# [ASSIGNMENT]
From the first line to the last, reproduce the data exactly.

※ ※ ※

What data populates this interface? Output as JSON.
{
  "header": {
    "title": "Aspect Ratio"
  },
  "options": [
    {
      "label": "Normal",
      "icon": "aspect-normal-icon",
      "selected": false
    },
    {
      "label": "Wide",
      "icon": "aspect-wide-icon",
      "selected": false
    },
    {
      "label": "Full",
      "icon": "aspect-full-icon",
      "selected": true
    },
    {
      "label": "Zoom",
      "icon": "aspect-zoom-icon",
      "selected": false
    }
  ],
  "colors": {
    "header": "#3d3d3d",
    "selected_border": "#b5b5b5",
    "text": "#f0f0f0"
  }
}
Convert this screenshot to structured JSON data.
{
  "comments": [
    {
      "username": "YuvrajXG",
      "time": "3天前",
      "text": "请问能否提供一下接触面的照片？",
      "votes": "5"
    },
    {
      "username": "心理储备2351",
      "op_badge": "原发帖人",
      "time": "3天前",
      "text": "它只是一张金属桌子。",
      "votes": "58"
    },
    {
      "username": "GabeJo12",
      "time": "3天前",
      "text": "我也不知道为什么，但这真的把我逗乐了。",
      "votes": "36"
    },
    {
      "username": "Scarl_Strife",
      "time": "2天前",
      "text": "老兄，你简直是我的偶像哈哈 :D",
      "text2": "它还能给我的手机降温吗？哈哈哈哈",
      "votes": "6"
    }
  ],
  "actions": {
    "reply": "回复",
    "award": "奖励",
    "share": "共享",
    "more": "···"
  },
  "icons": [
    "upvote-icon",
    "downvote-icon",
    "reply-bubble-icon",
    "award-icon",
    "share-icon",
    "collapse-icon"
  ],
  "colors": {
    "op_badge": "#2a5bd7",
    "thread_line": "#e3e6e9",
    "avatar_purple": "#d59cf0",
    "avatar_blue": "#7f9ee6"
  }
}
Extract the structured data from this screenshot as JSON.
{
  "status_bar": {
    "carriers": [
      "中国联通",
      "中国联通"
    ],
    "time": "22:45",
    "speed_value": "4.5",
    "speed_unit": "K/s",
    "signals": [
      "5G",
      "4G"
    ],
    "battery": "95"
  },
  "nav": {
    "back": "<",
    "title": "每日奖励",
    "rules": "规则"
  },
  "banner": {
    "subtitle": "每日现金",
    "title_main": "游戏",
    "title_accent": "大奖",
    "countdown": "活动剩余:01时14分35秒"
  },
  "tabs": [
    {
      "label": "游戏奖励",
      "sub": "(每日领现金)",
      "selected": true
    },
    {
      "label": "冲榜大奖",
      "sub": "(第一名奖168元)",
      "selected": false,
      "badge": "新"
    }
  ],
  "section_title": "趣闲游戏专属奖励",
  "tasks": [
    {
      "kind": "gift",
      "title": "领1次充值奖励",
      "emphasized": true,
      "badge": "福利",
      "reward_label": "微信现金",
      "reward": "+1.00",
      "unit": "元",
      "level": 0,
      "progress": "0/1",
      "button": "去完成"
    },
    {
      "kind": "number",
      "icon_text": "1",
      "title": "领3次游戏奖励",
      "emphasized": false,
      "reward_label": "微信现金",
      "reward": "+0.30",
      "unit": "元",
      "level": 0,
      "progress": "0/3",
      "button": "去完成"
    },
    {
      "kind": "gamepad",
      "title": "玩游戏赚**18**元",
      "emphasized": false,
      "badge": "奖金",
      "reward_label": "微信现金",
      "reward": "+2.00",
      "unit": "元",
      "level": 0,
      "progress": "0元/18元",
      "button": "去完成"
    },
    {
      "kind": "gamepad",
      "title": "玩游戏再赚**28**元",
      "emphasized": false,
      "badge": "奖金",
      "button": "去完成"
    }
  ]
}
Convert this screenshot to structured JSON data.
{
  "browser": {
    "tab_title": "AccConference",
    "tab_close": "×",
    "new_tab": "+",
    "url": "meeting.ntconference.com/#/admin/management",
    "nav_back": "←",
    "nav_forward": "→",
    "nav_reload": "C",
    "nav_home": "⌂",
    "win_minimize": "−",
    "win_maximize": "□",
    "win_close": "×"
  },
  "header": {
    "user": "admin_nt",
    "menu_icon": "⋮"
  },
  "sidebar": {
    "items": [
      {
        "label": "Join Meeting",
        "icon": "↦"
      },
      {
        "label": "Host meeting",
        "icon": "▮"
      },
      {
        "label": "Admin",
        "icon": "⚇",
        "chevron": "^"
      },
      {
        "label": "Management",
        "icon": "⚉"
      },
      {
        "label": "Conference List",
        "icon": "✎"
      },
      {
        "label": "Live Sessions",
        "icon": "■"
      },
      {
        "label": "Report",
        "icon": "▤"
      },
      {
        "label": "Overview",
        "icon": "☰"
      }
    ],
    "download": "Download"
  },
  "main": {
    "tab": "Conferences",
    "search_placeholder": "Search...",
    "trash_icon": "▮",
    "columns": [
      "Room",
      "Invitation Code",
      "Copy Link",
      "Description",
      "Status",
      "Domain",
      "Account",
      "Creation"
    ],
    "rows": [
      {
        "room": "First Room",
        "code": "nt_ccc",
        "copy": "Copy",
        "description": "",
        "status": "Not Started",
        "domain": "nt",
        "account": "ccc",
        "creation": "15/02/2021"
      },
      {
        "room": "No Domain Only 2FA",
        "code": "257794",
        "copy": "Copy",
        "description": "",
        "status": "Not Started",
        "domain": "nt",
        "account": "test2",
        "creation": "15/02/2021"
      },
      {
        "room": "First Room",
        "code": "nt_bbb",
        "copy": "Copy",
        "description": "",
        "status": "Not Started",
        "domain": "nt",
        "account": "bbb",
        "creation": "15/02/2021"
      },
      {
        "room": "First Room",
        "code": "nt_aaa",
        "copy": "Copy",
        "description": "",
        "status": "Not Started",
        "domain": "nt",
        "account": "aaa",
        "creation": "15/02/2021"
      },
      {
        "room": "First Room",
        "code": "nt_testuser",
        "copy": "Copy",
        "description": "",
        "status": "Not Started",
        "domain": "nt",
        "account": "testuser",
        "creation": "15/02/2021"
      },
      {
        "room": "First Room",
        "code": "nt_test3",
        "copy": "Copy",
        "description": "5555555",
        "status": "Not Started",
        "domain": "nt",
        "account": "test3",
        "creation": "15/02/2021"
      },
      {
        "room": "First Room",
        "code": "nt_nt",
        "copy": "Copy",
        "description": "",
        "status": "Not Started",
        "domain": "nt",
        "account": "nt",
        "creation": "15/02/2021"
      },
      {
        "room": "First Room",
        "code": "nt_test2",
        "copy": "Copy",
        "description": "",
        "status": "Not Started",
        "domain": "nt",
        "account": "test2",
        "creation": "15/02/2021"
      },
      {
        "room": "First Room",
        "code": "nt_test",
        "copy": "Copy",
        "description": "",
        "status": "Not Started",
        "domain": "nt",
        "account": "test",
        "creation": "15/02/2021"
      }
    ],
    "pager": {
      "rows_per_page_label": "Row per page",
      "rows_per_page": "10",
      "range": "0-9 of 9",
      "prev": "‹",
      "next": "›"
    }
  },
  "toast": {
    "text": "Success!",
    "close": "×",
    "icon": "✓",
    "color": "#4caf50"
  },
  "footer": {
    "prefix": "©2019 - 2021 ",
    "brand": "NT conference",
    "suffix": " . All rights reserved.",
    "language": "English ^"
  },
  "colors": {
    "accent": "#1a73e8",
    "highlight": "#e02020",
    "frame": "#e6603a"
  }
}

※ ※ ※

# [EXERCISE RESPONSE]
What data populates this interface? Output as JSON.
{
  "header": {
    "title": "Aspect Ratio"
  },
  "options": [
    {
      "label": "Normal",
      "icon": "aspect-normal-icon",
      "selected": false
    },
    {
      "label": "Wide",
      "icon": "aspect-wide-icon",
      "selected": false
    },
    {
      "label": "Full",
      "icon": "aspect-full-icon",
      "selected": true
    },
    {
      "label": "Zoom",
      "icon": "aspect-zoom-icon",
      "selected": false
    }
  ],
  "colors": {
    "header": "#3d3d3d",
    "selected_border": "#b5b5b5",
    "text": "#f0f0f0"
  }
}
Convert this screenshot to structured JSON data.
{
  "comments": [
    {
      "username": "YuvrajXG",
      "time": "3天前",
      "text": "请问能否提供一下接触面的照片？",
      "votes": "5"
    },
    {
      "username": "心理储备2351",
      "op_badge": "原发帖人",
      "time": "3天前",
      "text": "它只是一张金属桌子。",
      "votes": "58"
    },
    {
      "username": "GabeJo12",
      "time": "3天前",
      "text": "我也不知道为什么，但这真的把我逗乐了。",
      "votes": "36"
    },
    {
      "username": "Scarl_Strife",
      "time": "2天前",
      "text": "老兄，你简直是我的偶像哈哈 :D",
      "text2": "它还能给我的手机降温吗？哈哈哈哈",
      "votes": "6"
    }
  ],
  "actions": {
    "reply": "回复",
    "award": "奖励",
    "share": "共享",
    "more": "···"
  },
  "icons": [
    "upvote-icon",
    "downvote-icon",
    "reply-bubble-icon",
    "award-icon",
    "share-icon",
    "collapse-icon"
  ],
  "colors": {
    "op_badge": "#2a5bd7",
    "thread_line": "#e3e6e9",
    "avatar_purple": "#d59cf0",
    "avatar_blue": "#7f9ee6"
  }
}
Extract the structured data from this screenshot as JSON.
{
  "status_bar": {
    "carriers": [
      "中国联通",
      "中国联通"
    ],
    "time": "22:45",
    "speed_value": "4.5",
    "speed_unit": "K/s",
    "signals": [
      "5G",
      "4G"
    ],
    "battery": "95"
  },
  "nav": {
    "back": "<",
    "title": "每日奖励",
    "rules": "规则"
  },
  "banner": {
    "subtitle": "每日现金",
    "title_main": "游戏",
    "title_accent": "大奖",
    "countdown": "活动剩余:01时14分35秒"
  },
  "tabs": [
    {
      "label": "游戏奖励",
      "sub": "(每日领现金)",
      "selected": true
    },
    {
      "label": "冲榜大奖",
      "sub": "(第一名奖168元)",
      "selected": false,
      "badge": "新"
    }
  ],
  "section_title": "趣闲游戏专属奖励",
  "tasks": [
    {
      "kind": "gift",
      "title": "领1次充值奖励",
      "emphasized": true,
      "badge": "福利",
      "reward_label": "微信现金",
      "reward": "+1.00",
      "unit": "元",
      "level": 0,
      "progress": "0/1",
      "button": "去完成"
    },
    {
      "kind": "number",
      "icon_text": "1",
      "title": "领3次游戏奖励",
      "emphasized": false,
      "reward_label": "微信现金",
      "reward": "+0.30",
      "unit": "元",
      "level": 0,
      "progress": "0/3",
      "button": "去完成"
    },
    {
      "kind": "gamepad",
      "title": "玩游戏赚**18**元",
      "emphasized": false,
      "badge": "奖金",
      "reward_label": "微信现金",
      "reward": "+2.00",
      "unit": "元",
      "level": 0,
      "progress": "0元/18元",
      "button": "去完成"
    },
    {
      "kind": "gamepad",
      "title": "玩游戏再赚**28**元",
      "emphasized": false,
      "badge": "奖金",
      "button": "去完成"
    }
  ]
}
Convert this screenshot to structured JSON data.
{
  "browser": {
    "tab_title": "AccConference",
    "tab_close": "×",
    "new_tab": "+",
    "url": "meeting.ntconference.com/#/admin/management",
    "nav_back": "←",
    "nav_forward": "→",
    "nav_reload": "C",
    "nav_home": "⌂",
    "win_minimize": "−",
    "win_maximize": "□",
    "win_close": "×"
  },
  "header": {
    "user": "admin_nt",
    "menu_icon": "⋮"
  },
  "sidebar": {
    "items": [
      {
        "label": "Join Meeting",
        "icon": "↦"
      },
      {
        "label": "Host meeting",
        "icon": "▮"
      },
      {
        "label": "Admin",
        "icon": "⚇",
        "chevron": "^"
      },
      {
        "label": "Management",
        "icon": "⚉"
      },
      {
        "label": "Conference List",
        "icon": "✎"
      },
      {
        "label": "Live Sessions",
        "icon": "■"
      },
      {
        "label": "Report",
        "icon": "▤"
      },
      {
        "label": "Overview",
        "icon": "☰"
      }
    ],
    "download": "Download"
  },
  "main": {
    "tab": "Conferences",
    "search_placeholder": "Search...",
    "trash_icon": "▮",
    "columns": [
      "Room",
      "Invitation Code",
      "Copy Link",
      "Description",
      "Status",
      "Domain",
      "Account",
      "Creation"
    ],
    "rows": [
      {
        "room": "First Room",
        "code": "nt_ccc",
        "copy": "Copy",
        "description": "",
        "status": "Not Started",
        "domain": "nt",
        "account": "ccc",
        "creation": "15/02/2021"
      },
      {
        "room": "No Domain Only 2FA",
        "code": "257794",
        "copy": "Copy",
        "description": "",
        "status": "Not Started",
        "domain": "nt",
        "account": "test2",
        "creation": "15/02/2021"
      },
      {
        "room": "First Room",
        "code": "nt_bbb",
        "copy": "Copy",
        "description": "",
        "status": "Not Started",
        "domain": "nt",
        "account": "bbb",
        "creation": "15/02/2021"
      },
      {
        "room": "First Room",
        "code": "nt_aaa",
        "copy": "Copy",
        "description": "",
        "status": "Not Started",
        "domain": "nt",
        "account": "aaa",
        "creation": "15/02/2021"
      },
      {
        "room": "First Room",
        "code": "nt_testuser",
        "copy": "Copy",
        "description": "",
        "status": "Not Started",
        "domain": "nt",
        "account": "testuser",
        "creation": "15/02/2021"
      },
      {
        "room": "First Room",
        "code": "nt_test3",
        "copy": "Copy",
        "description": "5555555",
        "status": "Not Started",
        "domain": "nt",
        "account": "test3",
        "creation": "15/02/2021"
      },
      {
        "room": "First Room",
        "code": "nt_nt",
        "copy": "Copy",
        "description": "",
        "status": "Not Started",
        "domain": "nt",
        "account": "nt",
        "creation": "15/02/2021"
      },
      {
        "room": "First Room",
        "code": "nt_test2",
        "copy": "Copy",
        "description": "",
        "status": "Not Started",
        "domain": "nt",
        "account": "test2",
        "creation": "15/02/2021"
      },
      {
        "room": "First Room",
        "code": "nt_test",
        "copy": "Copy",
        "description": "",
        "status": "Not Started",
        "domain": "nt",
        "account": "test",
        "creation": "15/02/2021"
      }
    ],
    "pager": {
      "rows_per_page_label": "Row per page",
      "rows_per_page": "10",
      "range": "0-9 of 9",
      "prev": "‹",
      "next": "›"
    }
  },
  "toast": {
    "text": "Success!",
    "close": "×",
    "icon": "✓",
    "color": "#4caf50"
  },
  "footer": {
    "prefix": "©2019 - 2021 ",
    "brand": "NT conference",
    "suffix": " . All rights reserved.",
    "language": "English ^"
  },
  "colors": {
    "accent": "#1a73e8",
    "highlight": "#e02020",
    "frame": "#e6603a"
  }
}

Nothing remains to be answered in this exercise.